"Anger and jealousy can no more bear to lose sight of their objects than love" - George Eliot.
We can see this truth in our lives all the time... ever wanted to see your ex after you've broken up even though you're so pissed? Hang out with a friend who you are particularly envious of? Anger and jealousy, like love, usually require someone else to trigger the emotion, someone else to pin the emotion upon and sustain it. When the other person refuses to play the game or participate, or the situation changes, its hard to sustain it. In some ways anger and jealousy are even worse at sustainability than love... we can claim that absense makes the heart grow fonder, whereas anger and jealousy die when the target is out of sight.
George Eliot was a controversial character in her time. Born Mary Ann Evans, her introduction to more liberal theologies and her refusal to attend church caused a rift between her and her family. A move to London in 1850 saw her adopt a literary career, assisting an editor under the name Marian Evans and associating in a largely male literary world.

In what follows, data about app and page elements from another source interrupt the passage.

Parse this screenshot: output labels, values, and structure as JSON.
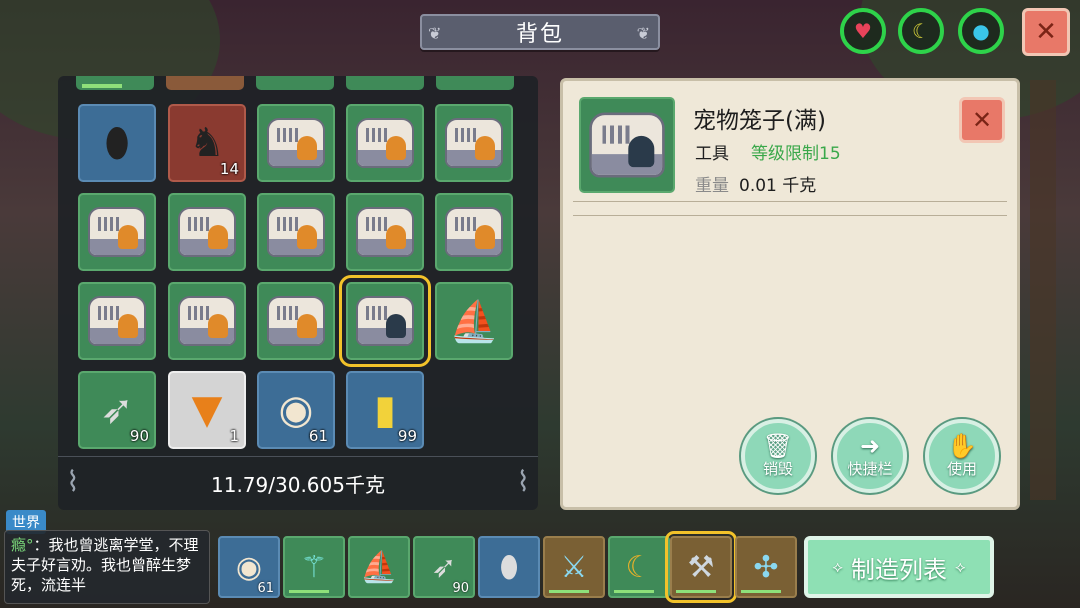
{
  "title": "背包",
  "stats": {
    "heart_icon": "heart-icon",
    "food_icon": "banana-icon",
    "water_icon": "water-drop-icon",
    "ring_color": "#2ed34a"
  },
  "close_glyph": "✕",
  "inventory": {
    "rows": [
      [
        {
          "item": "blue-stone-disc",
          "count": ""
        },
        {
          "item": "red-saddle",
          "count": "14"
        },
        {
          "item": "pet-cage",
          "count": ""
        },
        {
          "item": "pet-cage",
          "count": ""
        },
        {
          "item": "pet-cage",
          "count": ""
        }
      ],
      [
        {
          "item": "pet-cage",
          "count": ""
        },
        {
          "item": "pet-cage",
          "count": ""
        },
        {
          "item": "pet-cage",
          "count": ""
        },
        {
          "item": "pet-cage",
          "count": ""
        },
        {
          "item": "pet-cage",
          "count": ""
        }
      ],
      [
        {
          "item": "pet-cage",
          "count": ""
        },
        {
          "item": "pet-cage",
          "count": ""
        },
        {
          "item": "pet-cage",
          "count": ""
        },
        {
          "item": "pet-cage-full",
          "count": ""
        },
        {
          "item": "wooden-canoe",
          "count": ""
        }
      ],
      [
        {
          "item": "arrows",
          "count": "90"
        },
        {
          "item": "carrots",
          "count": "1"
        },
        {
          "item": "steamed-buns",
          "count": "61"
        },
        {
          "item": "pet-food-bag",
          "count": "99"
        }
      ]
    ],
    "weight": "11.79/30.605千克"
  },
  "detail": {
    "name": "宠物笼子(满)",
    "type": "工具",
    "level": "等级限制15",
    "weight_label": "重量",
    "weight_value": "0.01 千克",
    "actions": [
      {
        "label": "销毁",
        "icon": "trash-icon"
      },
      {
        "label": "快捷栏",
        "icon": "arrow-left-icon"
      },
      {
        "label": "使用",
        "icon": "hand-icon"
      }
    ]
  },
  "chat": {
    "channel": "世界",
    "user": "瘾°",
    "message": "：我也曾逃离学堂，不理夫子好言劝。我也曾醉生梦死，流连半"
  },
  "hotbar": [
    {
      "item": "steamed-buns",
      "count": "61"
    },
    {
      "item": "crystal-staff",
      "count": ""
    },
    {
      "item": "wooden-canoe",
      "count": ""
    },
    {
      "item": "arrows",
      "count": "90"
    },
    {
      "item": "blue-stone-disc",
      "count": ""
    },
    {
      "item": "crystal-sword",
      "count": ""
    },
    {
      "item": "banana-boat",
      "count": ""
    },
    {
      "item": "pickaxe",
      "count": ""
    },
    {
      "item": "crystal-crossbow",
      "count": ""
    }
  ],
  "craft_label": "制造列表"
}
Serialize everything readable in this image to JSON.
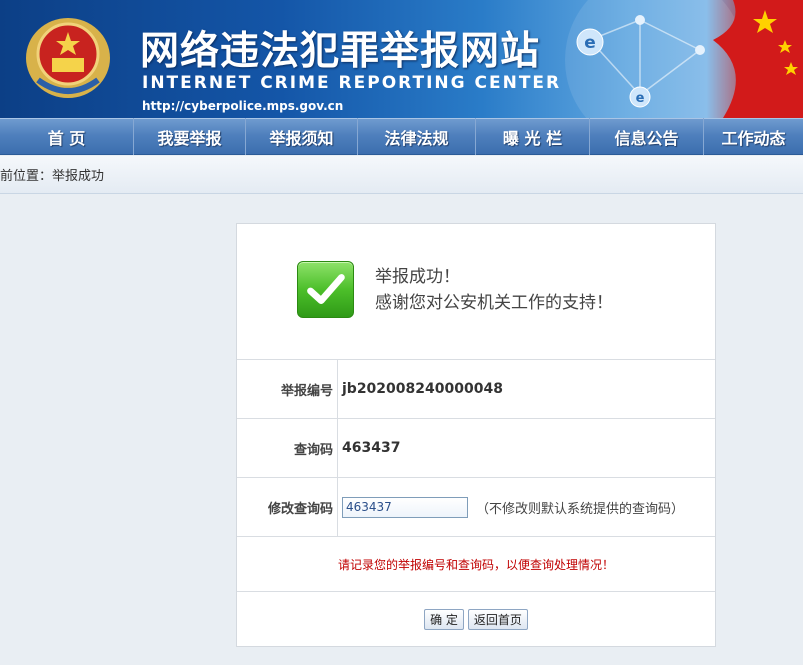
{
  "banner": {
    "title_cn": "网络违法犯罪举报网站",
    "title_en": "INTERNET CRIME REPORTING CENTER",
    "url": "http://cyberpolice.mps.gov.cn"
  },
  "nav": {
    "items": [
      "首  页",
      "我要举报",
      "举报须知",
      "法律法规",
      "曝 光 栏",
      "信息公告",
      "工作动态"
    ]
  },
  "breadcrumb": {
    "text": "当前位置：举报成功"
  },
  "success": {
    "line1": "举报成功！",
    "line2": "感谢您对公安机关工作的支持！"
  },
  "rows": {
    "report_no_label": "举报编号",
    "report_no_value": "jb202008240000048",
    "query_code_label": "查询码",
    "query_code_value": "463437",
    "modify_label": "修改查询码",
    "modify_input_value": "463437",
    "modify_hint": "（不修改则默认系统提供的查询码）"
  },
  "notice": "请记录您的举报编号和查询码，以便查询处理情况！",
  "buttons": {
    "confirm": "确 定",
    "back": "返回首页"
  },
  "colors": {
    "nav": "#4f80bd",
    "notice": "#c00000",
    "check": "#4cbf2a"
  }
}
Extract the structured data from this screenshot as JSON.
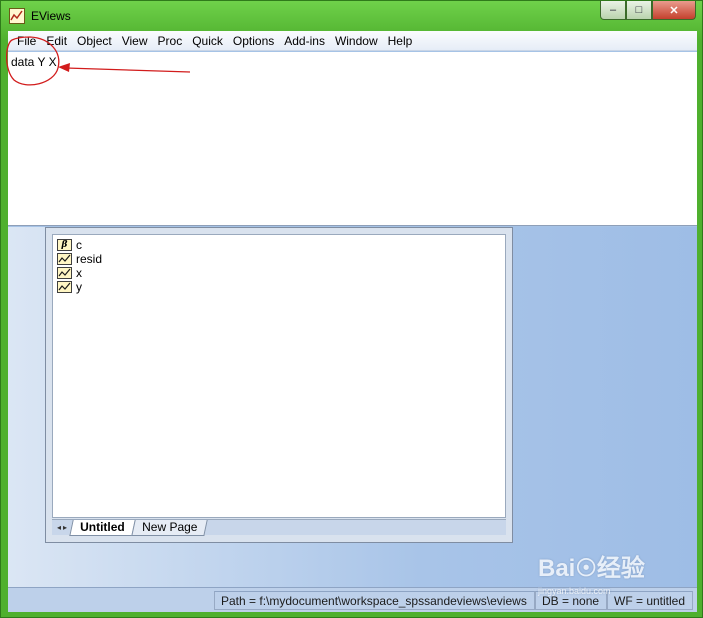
{
  "window": {
    "title": "EViews",
    "controls": {
      "minimize": "–",
      "maximize": "□",
      "close": "✕"
    }
  },
  "menu": [
    "File",
    "Edit",
    "Object",
    "View",
    "Proc",
    "Quick",
    "Options",
    "Add-ins",
    "Window",
    "Help"
  ],
  "command": {
    "text": "data  Y X"
  },
  "workfile": {
    "objects": [
      {
        "label": "c",
        "icon": "coefficient-icon",
        "glyph": "β"
      },
      {
        "label": "resid",
        "icon": "series-icon"
      },
      {
        "label": "x",
        "icon": "series-icon"
      },
      {
        "label": "y",
        "icon": "series-icon"
      }
    ],
    "tabs": [
      {
        "label": "Untitled",
        "active": true
      },
      {
        "label": "New Page",
        "active": false
      }
    ],
    "tab_nav": {
      "prev": "◂",
      "next": "▸"
    }
  },
  "status": {
    "path": "Path = f:\\mydocument\\workspace_spssandeviews\\eviews",
    "db": "DB = none",
    "wf": "WF = untitled"
  },
  "watermark": {
    "text": "Bai☉经验",
    "sub": "jingyan.baidu.com"
  },
  "colors": {
    "annotation": "#d21c1c",
    "frame": "#4fb02e",
    "desktop": "#a6c3e6"
  }
}
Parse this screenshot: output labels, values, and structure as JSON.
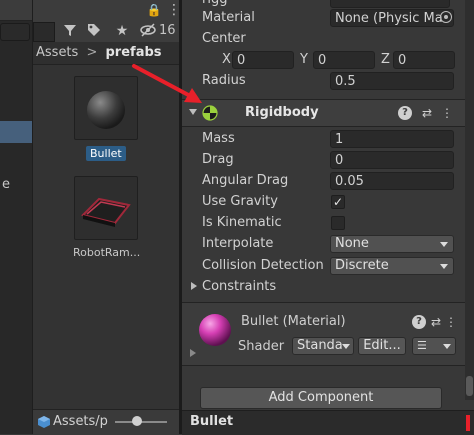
{
  "project": {
    "breadcrumb_root": "Assets",
    "breadcrumb_sep": ">",
    "breadcrumb_current": "prefabs",
    "toolbar_lock": "🔒",
    "hidden_count": "16",
    "assets": [
      {
        "label": "Bullet",
        "selected": true
      },
      {
        "label": "RobotRam..."
      }
    ],
    "bottom_path": "Assets/p"
  },
  "left_strip": {
    "partial_letter": "e"
  },
  "inspector": {
    "collider": {
      "partial_top_label": "rigg",
      "material_label": "Material",
      "material_value": "None (Physic Ma",
      "center_label": "Center",
      "center_x_label": "X",
      "center_x": "0",
      "center_y_label": "Y",
      "center_y": "0",
      "center_z_label": "Z",
      "center_z": "0",
      "radius_label": "Radius",
      "radius_value": "0.5"
    },
    "rigidbody": {
      "title": "Rigidbody",
      "mass_label": "Mass",
      "mass_value": "1",
      "drag_label": "Drag",
      "drag_value": "0",
      "angular_drag_label": "Angular Drag",
      "angular_drag_value": "0.05",
      "use_gravity_label": "Use Gravity",
      "use_gravity": true,
      "is_kinematic_label": "Is Kinematic",
      "is_kinematic": false,
      "interpolate_label": "Interpolate",
      "interpolate_value": "None",
      "collision_label": "Collision Detection",
      "collision_value": "Discrete",
      "constraints_label": "Constraints"
    },
    "material": {
      "title": "Bullet (Material)",
      "shader_label": "Shader",
      "shader_value": "Standa",
      "edit_label": "Edit..."
    },
    "add_component_label": "Add Component",
    "preview_title": "Bullet"
  },
  "colors": {
    "accent_arrow": "#e8202a",
    "selection": "#2c5d87",
    "material_sphere": "#d63fb4"
  }
}
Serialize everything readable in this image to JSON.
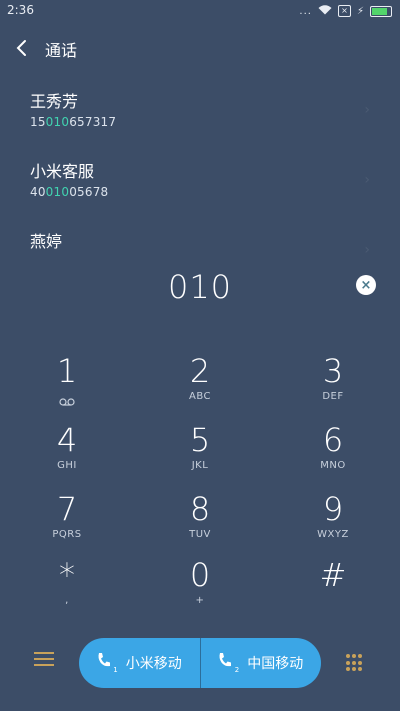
{
  "status": {
    "time": "2:36",
    "dots": "...",
    "sim": "×",
    "charge": "⚡"
  },
  "header": {
    "title": "通话"
  },
  "contacts": [
    {
      "name": "王秀芳",
      "number_pre": "15",
      "number_hl": "010",
      "number_post": "657317"
    },
    {
      "name": "小米客服",
      "number_pre": "40",
      "number_hl": "010",
      "number_post": "05678"
    },
    {
      "name": "燕婷",
      "number_pre": "",
      "number_hl": "",
      "number_post": ""
    }
  ],
  "dial": {
    "input": "010"
  },
  "keys": [
    {
      "digit": "1",
      "letters": ""
    },
    {
      "digit": "2",
      "letters": "ABC"
    },
    {
      "digit": "3",
      "letters": "DEF"
    },
    {
      "digit": "4",
      "letters": "GHI"
    },
    {
      "digit": "5",
      "letters": "JKL"
    },
    {
      "digit": "6",
      "letters": "MNO"
    },
    {
      "digit": "7",
      "letters": "PQRS"
    },
    {
      "digit": "8",
      "letters": "TUV"
    },
    {
      "digit": "9",
      "letters": "WXYZ"
    },
    {
      "digit": "*",
      "letters": ","
    },
    {
      "digit": "0",
      "letters": "+"
    },
    {
      "digit": "#",
      "letters": ""
    }
  ],
  "call": {
    "sim1_label": "小米移动",
    "sim2_label": "中国移动",
    "sim1_index": "1",
    "sim2_index": "2"
  },
  "icons": {
    "back": "back-icon",
    "clear": "clear-icon",
    "menu": "menu-icon",
    "dialpad": "dialpad-icon",
    "phone": "phone-icon",
    "voicemail": "voicemail-icon"
  },
  "colors": {
    "background": "#3c4d67",
    "highlight": "#41d3b0",
    "call_button": "#3ba6e6",
    "accent_icons": "#c9a25a"
  }
}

A single woman taking a strong role in a male-dominated lifestyle was bound to attract ill attention, and whether true or not, connections were made between her and several of her close male colleagues. One attraction, however, had her family refuse to speak to her.
Marian Evans fell in love with George Lewes. Who was married. He had an open marriage with his wife and, whilst they had three children together, she also had several children with other men. Because one of these illegitimate children had his name, George was unable to divorce his wife under grounds of adultery. What was Marian to do? She pursued the relationship anyway, George becoming her lover, confidante and publicist all in one. He helped her get published under her pseudonym George Eliot - victorian novels such as Middlemarch, Adam Bede and my personal favourite The Mill on the Floss. While she lived a life of scandal, her literary genius was enough to bring around most of "polite society" and she lived out her days as one of the eccentric doyennes of English Literature.